Mentioning Puig's "blowup" toward home plate umpire John Hirschbeck the other night is a perfect example of a lack of evaluation and context. The simple narrative that Puig was disrespectful to the man in blue fueled the master narrative, so lazy sheepwriters didn't bother reviewing the game tape.

Had they done so, they would've seen a great Dodgers dugout-angle replay that I saw on Marlins TV. Puig swung and missed on the third strike, then immediately started walking away. His facial expression was blank and his lips were sealed when he turned his head for a brief second toward Hirschbeck while walking away.

That's when Hirschbeck ripped off his mask, pointed at Puig and taunted him with something to the effect of "sit down." Puig didn't react because he had his back turned. He erupted only after he got to the dugout and realized Mattingly was carrying on an argument with Hirschbeck.

It doesn't matter that Puig mouthed off on the previous strike. When a Major League umpire rips off a mask and points a finger, he's normally reacting to a manager or a player in his face doing much the same. But in this situation, after a swinging third strike with no reaction from the player, Hirschbeck escalated the situation by himself. It's as simple as that.

Factually inaccurate or misleading accounts of what Puig is doing or saying are one of two major failures of the sheepwriters. The other is the tendency, and willingness, to thrust oneself into the spotlight by focusing on your own frustrations about an off-the-field issue.

Make no mistake, the Dodgers couldn't care less about Puig's handling of the media. It's a petty distraction. It's a low-level, off-the-field issue that has no impact on how Mattingly will fill out the lineup card or how Colletti will evaluate the roster in the offseason.

The above action > sheepwriter opinions of Puig
Jon SooHoo
So what if Puig doesn't live up to the communicative expectations of uncreative people who follow the team and roll out formulaic, self-centered garbage on deadline?
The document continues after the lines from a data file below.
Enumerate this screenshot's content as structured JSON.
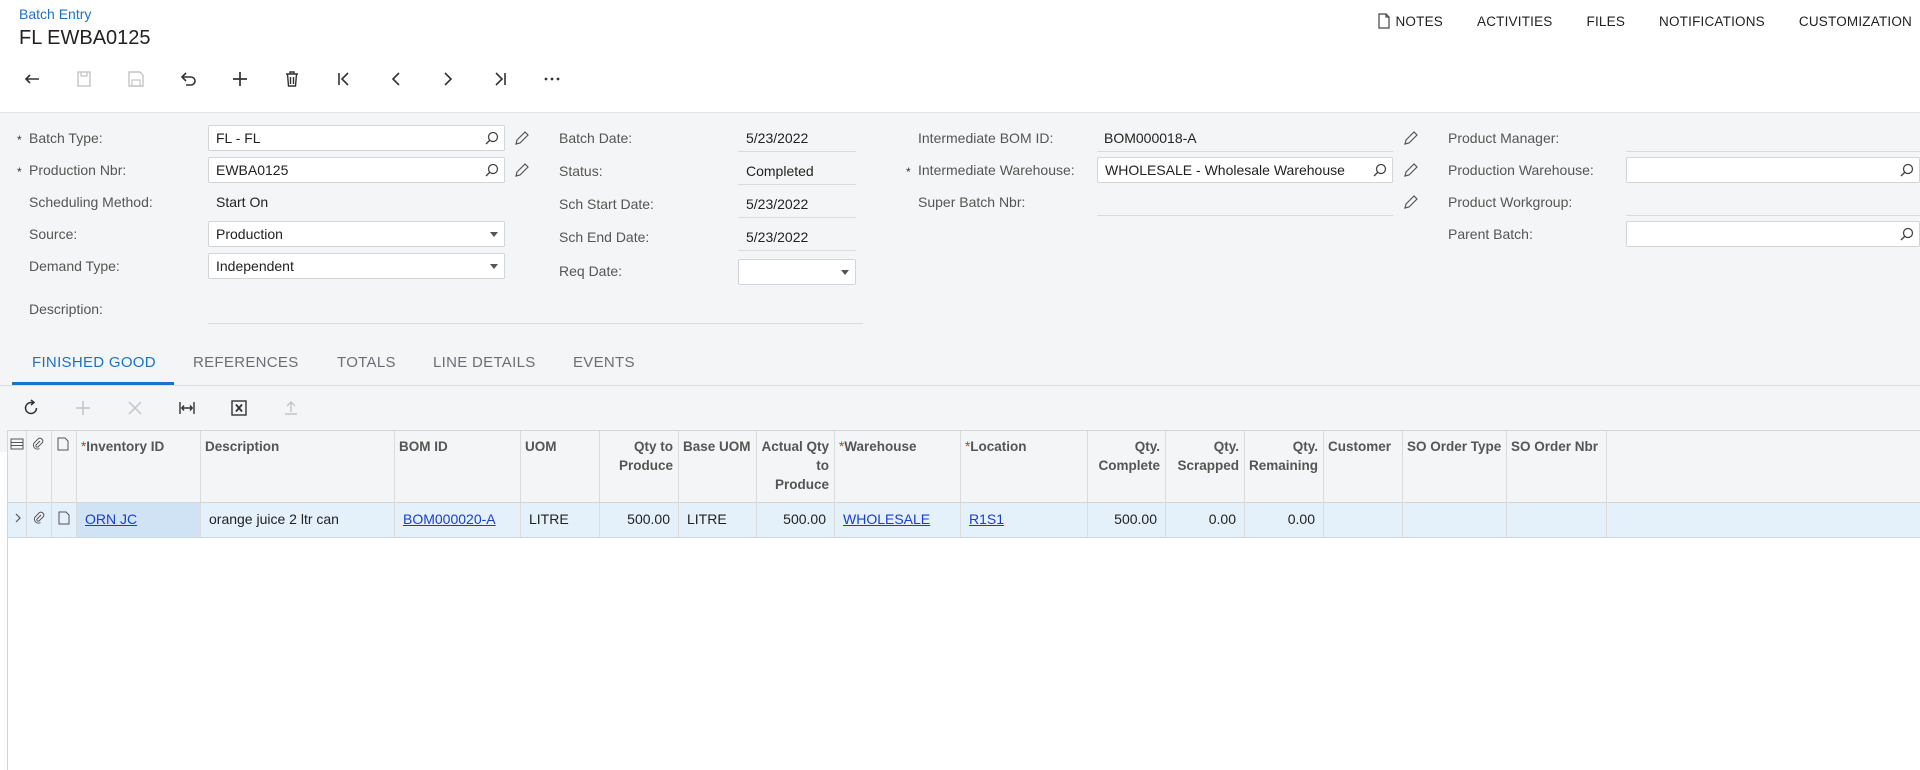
{
  "breadcrumb": "Batch Entry",
  "title": "FL EWBA0125",
  "top_menu": [
    "NOTES",
    "ACTIVITIES",
    "FILES",
    "NOTIFICATIONS",
    "CUSTOMIZATION"
  ],
  "toolbar_icons": [
    "back-icon",
    "copy-icon",
    "save-icon",
    "undo-icon",
    "add-icon",
    "delete-icon",
    "first-icon",
    "previous-icon",
    "next-icon",
    "last-icon",
    "more-icon"
  ],
  "form": {
    "col1": {
      "batch_type": {
        "label": "Batch Type:",
        "value": "FL - FL",
        "required": "*"
      },
      "production_nbr": {
        "label": "Production Nbr:",
        "value": "EWBA0125",
        "required": "*"
      },
      "scheduling_method": {
        "label": "Scheduling Method:",
        "value": "Start On"
      },
      "source": {
        "label": "Source:",
        "value": "Production"
      },
      "demand_type": {
        "label": "Demand Type:",
        "value": "Independent"
      },
      "description": {
        "label": "Description:",
        "value": ""
      }
    },
    "col2": {
      "batch_date": {
        "label": "Batch Date:",
        "value": "5/23/2022"
      },
      "status": {
        "label": "Status:",
        "value": "Completed"
      },
      "sch_start_date": {
        "label": "Sch Start Date:",
        "value": "5/23/2022"
      },
      "sch_end_date": {
        "label": "Sch End Date:",
        "value": "5/23/2022"
      },
      "req_date": {
        "label": "Req Date:",
        "value": ""
      }
    },
    "col3": {
      "intermediate_bom_id": {
        "label": "Intermediate BOM ID:",
        "value": "BOM000018-A"
      },
      "intermediate_warehouse": {
        "label": "Intermediate Warehouse:",
        "value": "WHOLESALE - Wholesale Warehouse",
        "required": "*"
      },
      "super_batch_nbr": {
        "label": "Super Batch Nbr:",
        "value": ""
      }
    },
    "col4": {
      "product_manager": {
        "label": "Product Manager:",
        "value": ""
      },
      "production_warehouse": {
        "label": "Production Warehouse:",
        "value": ""
      },
      "product_workgroup": {
        "label": "Product Workgroup:",
        "value": ""
      },
      "parent_batch": {
        "label": "Parent Batch:",
        "value": ""
      }
    }
  },
  "tabs": [
    "FINISHED GOOD",
    "REFERENCES",
    "TOTALS",
    "LINE DETAILS",
    "EVENTS"
  ],
  "active_tab": "FINISHED GOOD",
  "grid": {
    "columns": [
      {
        "label": "Inventory ID",
        "required": "*"
      },
      {
        "label": "Description"
      },
      {
        "label": "BOM ID"
      },
      {
        "label": "UOM"
      },
      {
        "label": "Qty to Produce"
      },
      {
        "label": "Base UOM"
      },
      {
        "label": "Actual Qty to Produce"
      },
      {
        "label": "Warehouse",
        "required": "*"
      },
      {
        "label": "Location",
        "required": "*"
      },
      {
        "label": "Qty. Complete"
      },
      {
        "label": "Qty. Scrapped"
      },
      {
        "label": "Qty. Remaining"
      },
      {
        "label": "Customer"
      },
      {
        "label": "SO Order Type"
      },
      {
        "label": "SO Order Nbr"
      }
    ],
    "rows": [
      {
        "inventory_id": "ORN JC",
        "description": "orange juice 2 ltr can",
        "bom_id": "BOM000020-A",
        "uom": "LITRE",
        "qty_to_produce": "500.00",
        "base_uom": "LITRE",
        "actual_qty": "500.00",
        "warehouse": "WHOLESALE",
        "location": "R1S1",
        "qty_complete": "500.00",
        "qty_scrapped": "0.00",
        "qty_remaining": "0.00",
        "customer": "",
        "so_order_type": "",
        "so_order_nbr": ""
      }
    ]
  },
  "colors": {
    "accent": "#1a73c7",
    "link": "#1a3dcf",
    "required": "#d32f2f",
    "row_selected": "#e4f0fa"
  }
}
Puig isn't interested in talking. The Dodgers aren't motivated to do anything drastic about it, and for good reason. It's a non-issue. Yet, the drumbeat continues.

Lonely sheepwriters still charge up that steep hill, defiantly raising their microphones and recorders in the air, so everyone else can appreciate their personal struggles to relevancy.

So, when you read a writer suggesting Puig be benched, be sure to separate that writer's evaluation of Puig's on-field performance, and any statistical support for it, from their disgust that he's not making it easy for them to do their jobs.

If you discover the writer has no such stats or justification for any such action, then you've just read a column written by a self-important sheepwriter who met a deadline.


For a more positive story about some of the amazing things Puig has done, check out a little bedtime story I wrote about his first week with the Dodgers here.

No comments:

Post a Comment